GIVEN RECORDS:
-- Opening Marker --

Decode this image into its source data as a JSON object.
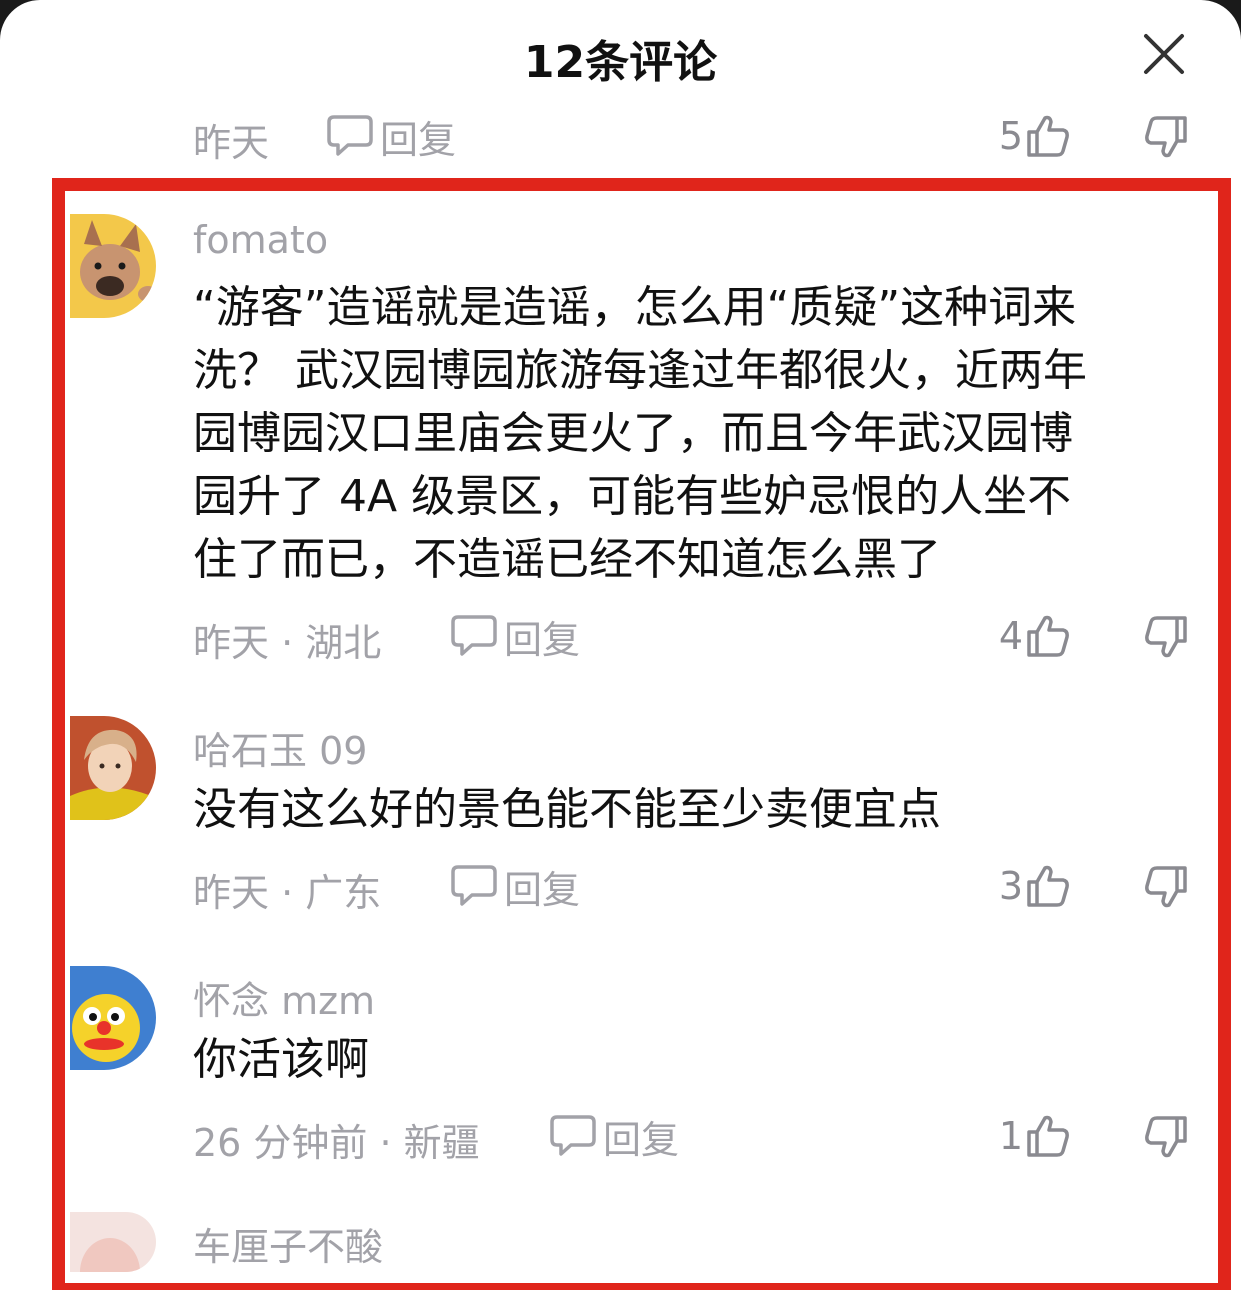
{
  "header": {
    "title": "12条评论"
  },
  "top_partial": {
    "time": "昨天",
    "reply_label": "回复",
    "likes": "5"
  },
  "comments": [
    {
      "username": "fomato",
      "text": "“游客”造谣就是造谣，怎么用“质疑”这种词来\n洗？ 武汉园博园旅游每逢过年都很火，近两年\n园博园汉口里庙会更火了，而且今年武汉园博\n园升了 4A 级景区，可能有些妒忌恨的人坐不\n住了而已，不造谣已经不知道怎么黑了",
      "meta": "昨天 · 湖北",
      "reply_label": "回复",
      "likes": "4"
    },
    {
      "username": "哈石玉 09",
      "text": "没有这么好的景色能不能至少卖便宜点",
      "meta": "昨天 · 广东",
      "reply_label": "回复",
      "likes": "3"
    },
    {
      "username": "怀念 mzm",
      "text": "你活该啊",
      "meta": "26 分钟前 · 新疆",
      "reply_label": "回复",
      "likes": "1"
    },
    {
      "username": "车厘子不酸"
    }
  ],
  "colors": {
    "highlight_border": "#e0251b",
    "meta_text": "#a2a2a8",
    "body_text": "#111111"
  },
  "icons": [
    "close-icon",
    "comment-bubble-icon",
    "thumbs-up-icon",
    "thumbs-down-icon"
  ]
}
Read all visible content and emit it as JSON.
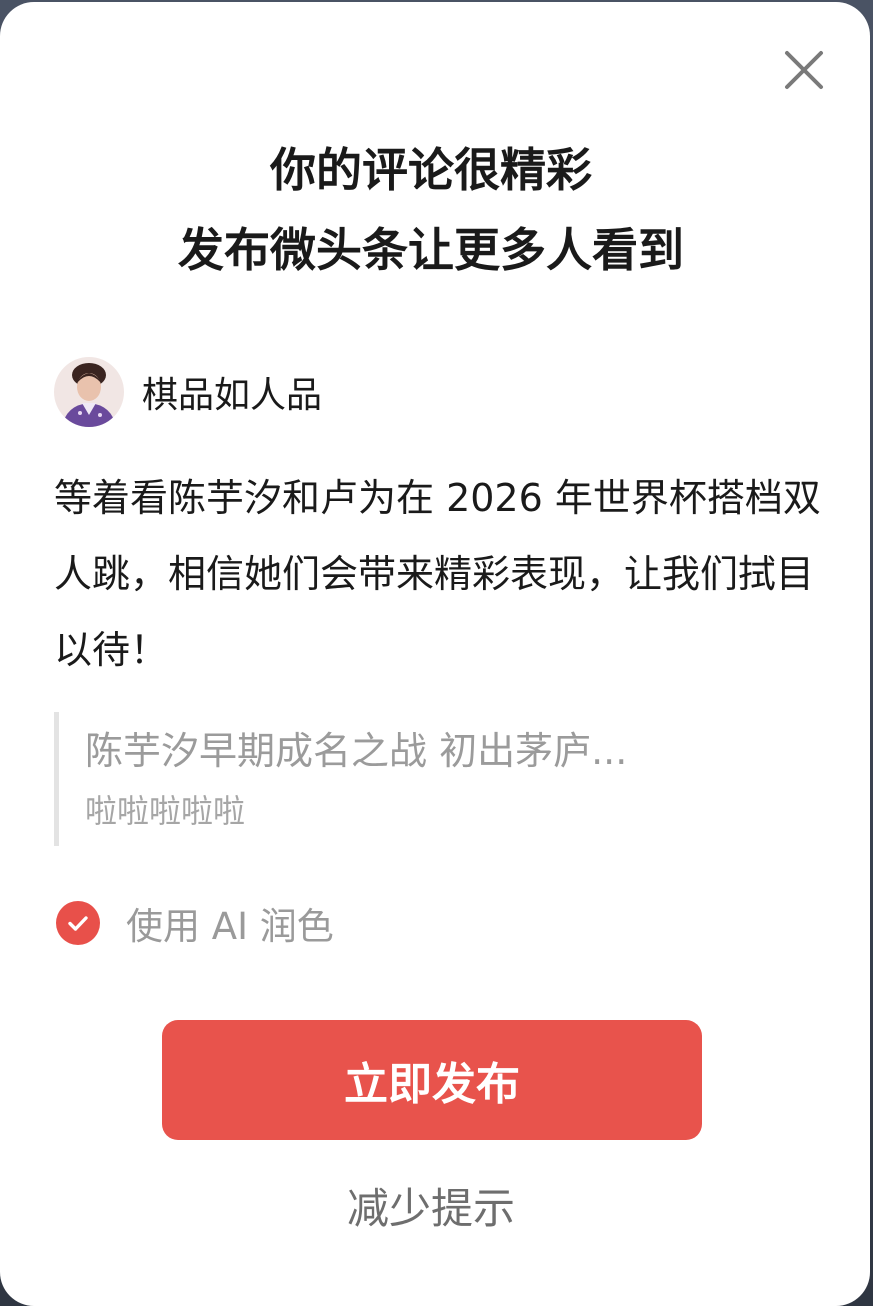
{
  "dialog": {
    "title_line1": "你的评论很精彩",
    "title_line2": "发布微头条让更多人看到",
    "close_icon": "close-icon"
  },
  "user": {
    "name": "棋品如人品",
    "avatar_icon": "avatar"
  },
  "comment": {
    "text": "等着看陈芋汐和卢为在 2026 年世界杯搭档双人跳，相信她们会带来精彩表现，让我们拭目以待！"
  },
  "quote": {
    "title": "陈芋汐早期成名之战 初出茅庐...",
    "subtitle": "啦啦啦啦啦"
  },
  "ai_option": {
    "label": "使用 AI 润色",
    "checked": true,
    "check_icon": "check-icon"
  },
  "actions": {
    "publish_label": "立即发布",
    "reduce_label": "减少提示"
  },
  "colors": {
    "accent": "#e8534c",
    "title_text": "#1a1a1a",
    "muted_text": "#9a9a9a"
  }
}
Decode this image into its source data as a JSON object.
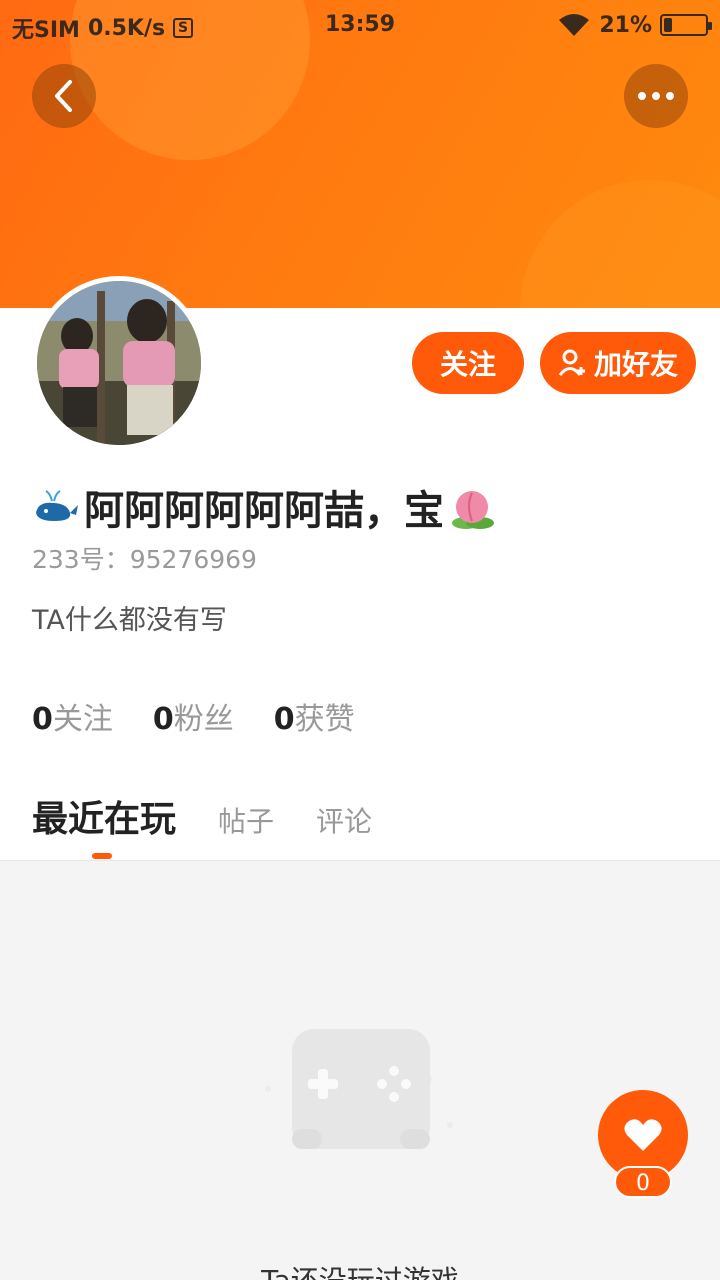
{
  "status_bar": {
    "carrier": "无SIM",
    "speed": "0.5K/s",
    "sim_icon": "S",
    "time": "13:59",
    "battery": "21%",
    "battery_level": 0.21
  },
  "header": {
    "back_icon": "chevron-left-icon",
    "more_icon": "more-horizontal-icon"
  },
  "profile": {
    "nickname": "阿阿阿阿阿阿喆，宝",
    "id_label": "233号：95276969",
    "bio": "TA什么都没有写"
  },
  "actions": {
    "follow_label": "关注",
    "add_friend_label": "加好友"
  },
  "stats": [
    {
      "count": "0",
      "label": "关注"
    },
    {
      "count": "0",
      "label": "粉丝"
    },
    {
      "count": "0",
      "label": "获赞"
    }
  ],
  "tabs": [
    {
      "label": "最近在玩",
      "active": true
    },
    {
      "label": "帖子",
      "active": false
    },
    {
      "label": "评论",
      "active": false
    }
  ],
  "empty_state": {
    "text": "Ta还没玩过游戏"
  },
  "like": {
    "count": "0"
  },
  "colors": {
    "accent": "#ff5a0a",
    "banner": "#ff7a10"
  }
}
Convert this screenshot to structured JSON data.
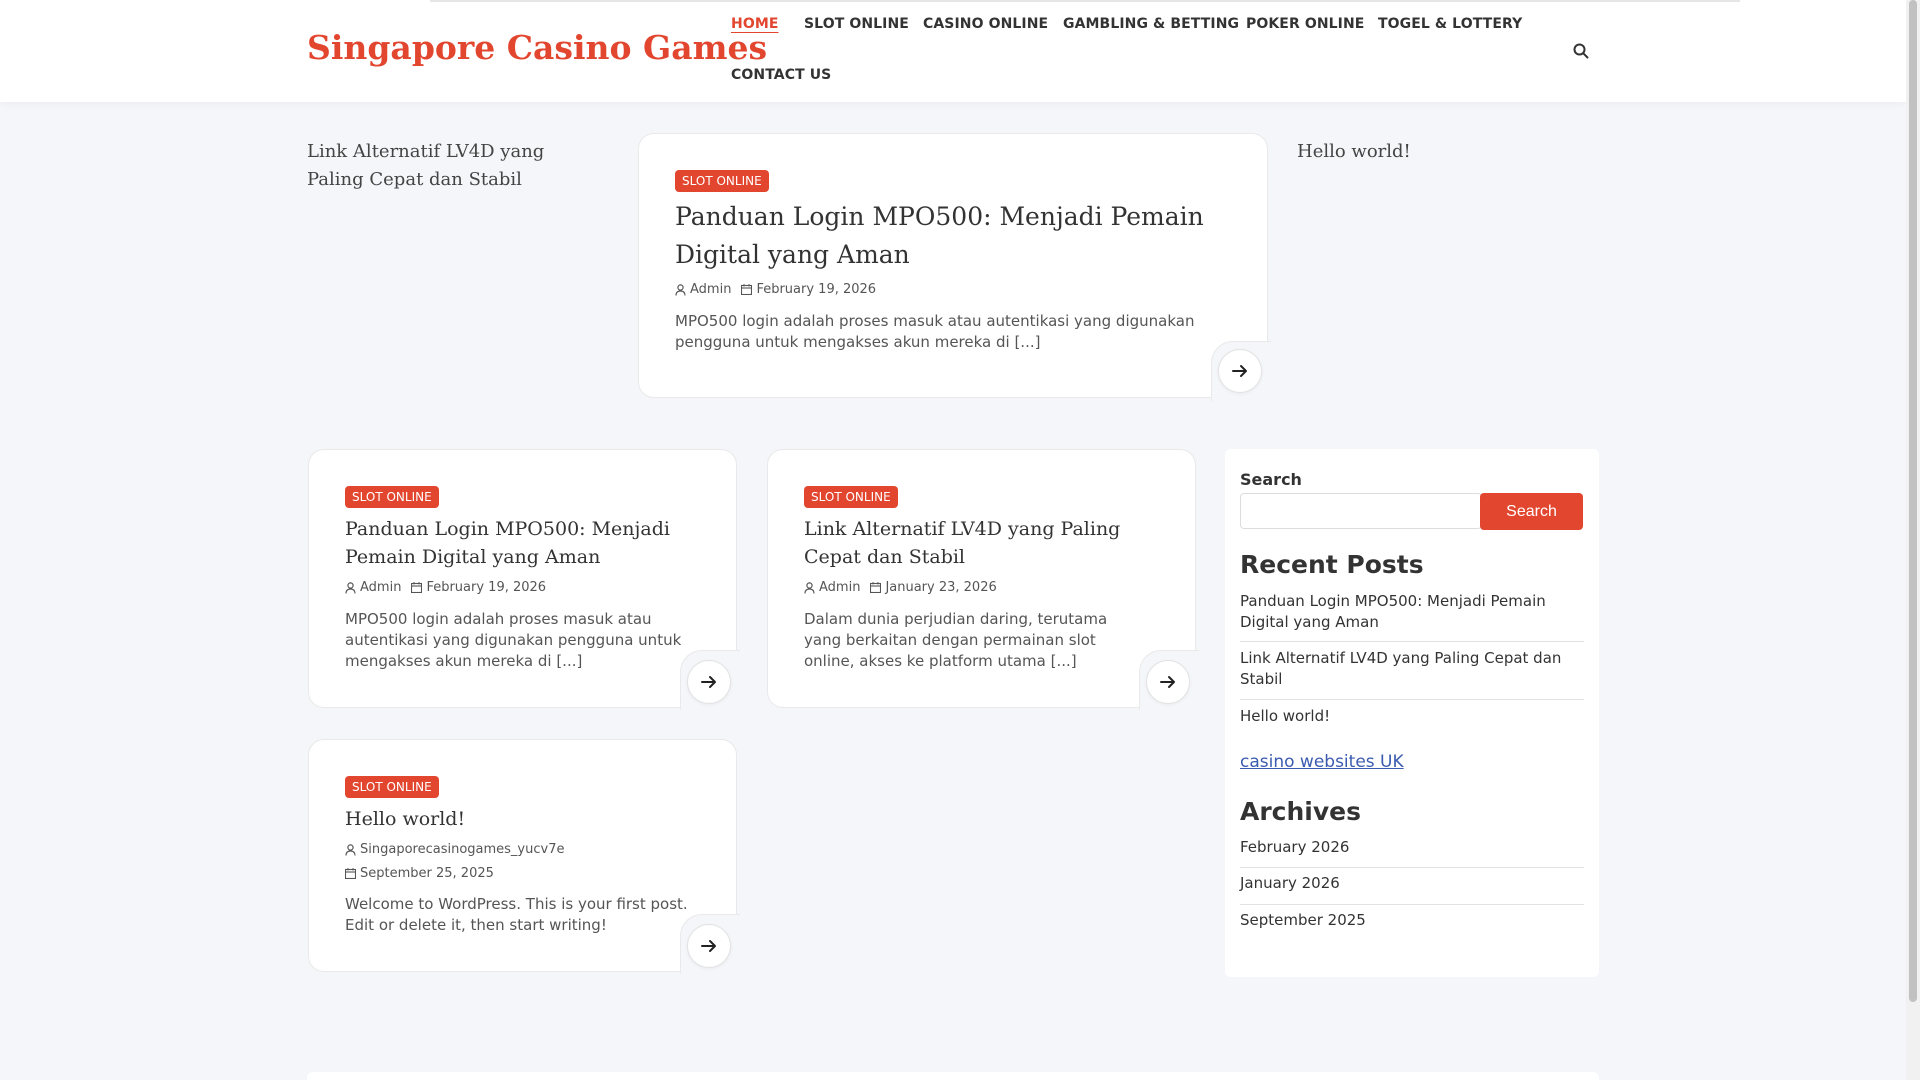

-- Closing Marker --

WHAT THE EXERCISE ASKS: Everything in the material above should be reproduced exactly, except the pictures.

RESULT FOR THIS EXERCISE:
Decode this image into its source data as a JSON object.
{
  "header": {
    "title": "12条评论"
  },
  "top_partial": {
    "time": "昨天",
    "reply_label": "回复",
    "likes": "5"
  },
  "comments": [
    {
      "username": "fomato",
      "text": "“游客”造谣就是造谣，怎么用“质疑”这种词来\n洗？ 武汉园博园旅游每逢过年都很火，近两年\n园博园汉口里庙会更火了，而且今年武汉园博\n园升了 4A 级景区，可能有些妒忌恨的人坐不\n住了而已，不造谣已经不知道怎么黑了",
      "meta": "昨天 · 湖北",
      "reply_label": "回复",
      "likes": "4"
    },
    {
      "username": "哈石玉 09",
      "text": "没有这么好的景色能不能至少卖便宜点",
      "meta": "昨天 · 广东",
      "reply_label": "回复",
      "likes": "3"
    },
    {
      "username": "怀念 mzm",
      "text": "你活该啊",
      "meta": "26 分钟前 · 新疆",
      "reply_label": "回复",
      "likes": "1"
    },
    {
      "username": "车厘子不酸"
    }
  ],
  "colors": {
    "highlight_border": "#e0251b",
    "meta_text": "#a2a2a8",
    "body_text": "#111111"
  },
  "icons": [
    "close-icon",
    "comment-bubble-icon",
    "thumbs-up-icon",
    "thumbs-down-icon"
  ]
}
Read all visible content and emit it as JSON.
{
  "dialog": {
    "title_line1": "你的评论很精彩",
    "title_line2": "发布微头条让更多人看到",
    "close_icon": "close-icon"
  },
  "user": {
    "name": "棋品如人品",
    "avatar_icon": "avatar"
  },
  "comment": {
    "text": "等着看陈芋汐和卢为在 2026 年世界杯搭档双人跳，相信她们会带来精彩表现，让我们拭目以待！"
  },
  "quote": {
    "title": "陈芋汐早期成名之战 初出茅庐...",
    "subtitle": "啦啦啦啦啦"
  },
  "ai_option": {
    "label": "使用 AI 润色",
    "checked": true,
    "check_icon": "check-icon"
  },
  "actions": {
    "publish_label": "立即发布",
    "reduce_label": "减少提示"
  },
  "colors": {
    "accent": "#e8534c",
    "title_text": "#1a1a1a",
    "muted_text": "#9a9a9a"
  }
}
Decode this image into its source data as a JSON object.
{
  "status_bar": {
    "carrier": "无SIM",
    "speed": "0.5K/s",
    "sim_icon": "S",
    "time": "13:59",
    "battery": "21%",
    "battery_level": 0.21
  },
  "header": {
    "back_icon": "chevron-left-icon",
    "more_icon": "more-horizontal-icon"
  },
  "profile": {
    "nickname": "阿阿阿阿阿阿喆，宝",
    "id_label": "233号：95276969",
    "bio": "TA什么都没有写"
  },
  "actions": {
    "follow_label": "关注",
    "add_friend_label": "加好友"
  },
  "stats": [
    {
      "count": "0",
      "label": "关注"
    },
    {
      "count": "0",
      "label": "粉丝"
    },
    {
      "count": "0",
      "label": "获赞"
    }
  ],
  "tabs": [
    {
      "label": "最近在玩",
      "active": true
    },
    {
      "label": "帖子",
      "active": false
    },
    {
      "label": "评论",
      "active": false
    }
  ],
  "empty_state": {
    "text": "Ta还没玩过游戏"
  },
  "like": {
    "count": "0"
  },
  "colors": {
    "accent": "#ff5a0a",
    "banner": "#ff7a10"
  }
}
Convert this screenshot to structured JSON data.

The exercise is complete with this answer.